But the ICO’s draft guidance on consent is a good place to start right now. It’s unlikely that the guidance will change significantly in its final form. So you already have many of the tools you need to prepare.
Finally, when we do publish our formal guidance on consent, it will not include guidance on legitimate interests or any other lawful bases for processing. It’s guidance on consent and will only cover consent.
Our series will continue next week.
GDPR – sorting the fact from the fiction
By Elizabeth Denham, Information Commissioner.
The General Data Protection Regulation comes into force on 25 May 2018.
That’s not new news. But it is a fact.
It’s also fact that not everything you read or hear about the GDPR is true.
For the most part, writers, bloggers and expert speakers have their facts straight. And what they say – and sometimes challenge – helps organisations prepare for what’s ahead.
And there’s a lot to take in. The Data Protection Bill announced this week gives more detail of the reforms beyond the GDPR, for example.
But there’s also some misinformation out there too. And I’m worried that the misinformation is in danger of being considered truth.
“GDPR will stop dentists ringing patients to remind them about appointments” or “cleaners and gardeners will face massive fines that will put them out of business” or “all breaches must be reported under GDPR”. I’ve even read that big fines will help fund our work.
For the record, these are all wrong.
If this kind of misinformation goes unchecked, we risk losing sight of what this new law is about – greater transparency, enhanced rights for citizens and increased accountability.
So, I want to set the record straight. I want to bust the myths. Because I know that most organisations want to get the GDPR right when it comes into force in 289 days.
This is the first in a series of blogs to separate the fact from the fiction. We’ll be publishing future myth-busting blogs on consent, guidance, the burden on business and breach reporting.
The biggest threat to organisations from the GDPR is massive fines.
This law is not about fines. It’s about putting the consumer and citizen first. We can’t lose sight of that.
Focusing on big fines makes for great headlines, but thinking that GDPR is about crippling financial punishment misses the point.
And that concerns me.
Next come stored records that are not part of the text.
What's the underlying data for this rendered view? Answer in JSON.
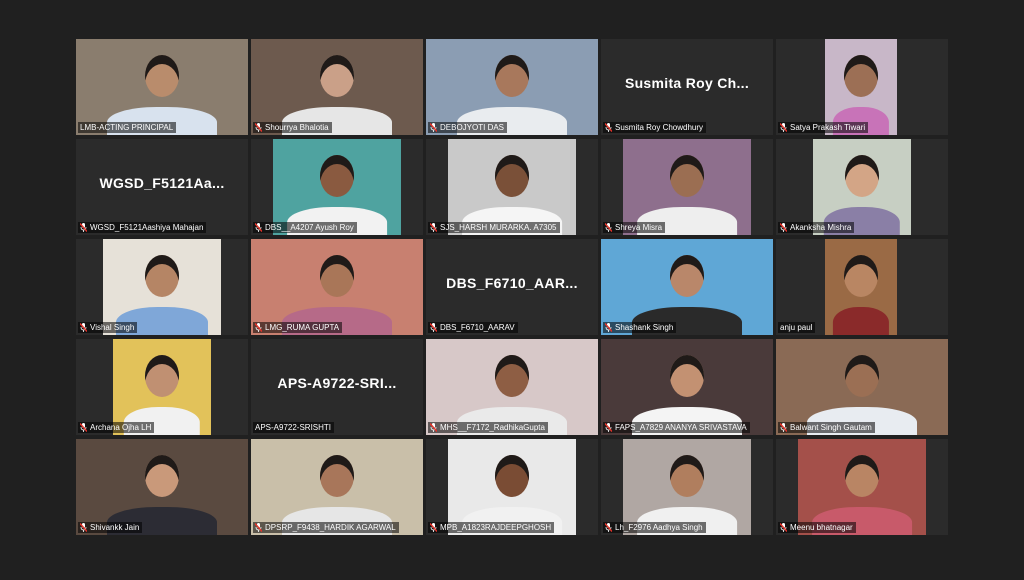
{
  "meeting": {
    "participants": [
      {
        "label": "LMB-ACTING PRINCIPAL",
        "video": true,
        "muted": false,
        "active": true,
        "bg": "#8a7d6e",
        "face": "#b98c6c",
        "shirt": "#d8e2ee"
      },
      {
        "label": "Shourrya Bhalotia",
        "video": true,
        "muted": true,
        "bg": "#6d5a4e",
        "face": "#caa088",
        "shirt": "#e6e6e6"
      },
      {
        "label": "DEBOJYOTI DAS",
        "video": true,
        "muted": true,
        "bg": "#8b9db3",
        "face": "#a8785c",
        "shirt": "#e9ecef"
      },
      {
        "label": "Susmita Roy Chowdhury",
        "display_name": "Susmita Roy Ch...",
        "video": false,
        "muted": true
      },
      {
        "label": "Satya Prakash Tiwari",
        "video": true,
        "muted": true,
        "bg": "#c8b7c8",
        "face": "#9c6f55",
        "shirt": "#c873b8"
      },
      {
        "label": "WGSD_F5121Aashiya Mahajan",
        "display_name": "WGSD_F5121Aa...",
        "video": false,
        "muted": true
      },
      {
        "label": "DBS__A4207 Ayush Roy",
        "video": true,
        "muted": true,
        "bg": "#4fa3a0",
        "face": "#8a5a40",
        "shirt": "#f2f2f2"
      },
      {
        "label": "SJS_HARSH MURARKA. A7305",
        "video": true,
        "muted": true,
        "bg": "#c9c9c9",
        "face": "#7a5038",
        "shirt": "#f5f5f5"
      },
      {
        "label": "Shreya Misra",
        "video": true,
        "muted": true,
        "bg": "#8e6f8d",
        "face": "#9b6e52",
        "shirt": "#eeeeee"
      },
      {
        "label": "Akanksha Mishra",
        "video": true,
        "muted": true,
        "bg": "#c7cfc3",
        "face": "#d3a586",
        "shirt": "#8a7fa6"
      },
      {
        "label": "Vishal Singh",
        "video": true,
        "muted": true,
        "bg": "#e6e1d8",
        "face": "#b58565",
        "shirt": "#7fa7d8"
      },
      {
        "label": "LMG_RUMA GUPTA",
        "video": true,
        "muted": true,
        "bg": "#c88070",
        "face": "#a97658",
        "shirt": "#b66a88"
      },
      {
        "label": "DBS_F6710_AARAV",
        "display_name": "DBS_F6710_AAR...",
        "video": false,
        "muted": true
      },
      {
        "label": "Shashank Singh",
        "video": true,
        "muted": true,
        "bg": "#5fa7d6",
        "face": "#b9876a",
        "shirt": "#2a2a2a"
      },
      {
        "label": "anju paul",
        "video": true,
        "muted": false,
        "bg": "#9a6a45",
        "face": "#b98663",
        "shirt": "#8a2a2a"
      },
      {
        "label": "Archana Ojha LH",
        "video": true,
        "muted": true,
        "bg": "#e2c25a",
        "face": "#c09072",
        "shirt": "#f1f1f1"
      },
      {
        "label": "APS-A9722-SRISHTI",
        "display_name": "APS-A9722-SRI...",
        "video": false,
        "muted": false
      },
      {
        "label": "MHS__F7172_RadhikaGupta",
        "video": true,
        "muted": true,
        "bg": "#d7c8c8",
        "face": "#8e5e44",
        "shirt": "#eaeaea"
      },
      {
        "label": "FAPS_A7829 ANANYA SRIVASTAVA",
        "video": true,
        "muted": true,
        "bg": "#4a3a3a",
        "face": "#c39172",
        "shirt": "#f4f4f4"
      },
      {
        "label": "Balwant Singh Gautam",
        "video": true,
        "muted": true,
        "bg": "#8a6a55",
        "face": "#9b6f54",
        "shirt": "#e8ecf1"
      },
      {
        "label": "Shivankk Jain",
        "video": true,
        "muted": true,
        "bg": "#5a4a40",
        "face": "#c9997a",
        "shirt": "#2c2c34"
      },
      {
        "label": "DPSRP_F9438_HARDIK AGARWAL",
        "video": true,
        "muted": true,
        "speaking": true,
        "bg": "#c9bfa9",
        "face": "#a8765a",
        "shirt": "#e6e6e6"
      },
      {
        "label": "MPB_A1823RAJDEEPGHOSH",
        "video": true,
        "muted": true,
        "bg": "#e9e9e9",
        "face": "#7a4c34",
        "shirt": "#f1f1f1"
      },
      {
        "label": "Lh_F2976 Aadhya Singh",
        "video": true,
        "muted": true,
        "bg": "#b0a7a3",
        "face": "#b07e5e",
        "shirt": "#f0f0f0"
      },
      {
        "label": "Meenu bhatnagar",
        "video": true,
        "muted": true,
        "bg": "#a4504a",
        "face": "#b98564",
        "shirt": "#c85a6a"
      }
    ]
  }
}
It’s true we’ll have the power to impose fines much bigger than the £500,000 limit the DPA allows us. It’s also true that companies are fearful of the maximum £17 million or 4% of turnover allowed under the new law.
But it’s scaremongering to suggest that we’ll be making early examples of organisations for minor infringements or that maximum fines will become the norm.
The ICO’s commitment to guiding, advising and educating organisations about how to comply with the law will not change under the GDPR. We have always preferred the carrot to the stick.
Our Information Rights Strategy – a blueprint for my five-year term in office – confirms that commitment.
And just look at our record:
Issuing fines has always been and will continue to be, a last resort. Last year (2016/2017) we concluded 17,300 cases. I can tell you that 16 of them resulted in fines for the organisations concerned.
And we have yet to invoke our maximum powers.
Predictions of massive fines under the GDPR that simply scale up penalties we’ve issued under the Data Protection Act are nonsense.
Don’t get me wrong, the UK fought for increased powers when the GDPR was being drawn up. Heavy fines for serious breaches reflect just how important personal data is in a 21st century world.
But we intend to use those powers proportionately and judiciously.
And while fines may be the sledgehammer in our toolbox, we have access to lots of other tools that are well-suited to the task at hand and just as effective.
Like the DPA, the GDPR gives us a suite of sanctions to help organisations comply – warnings, reprimands, corrective orders. While these will not hit organisations in the pocket – their reputations will suffer a significant blow.
And you can’t insure against that.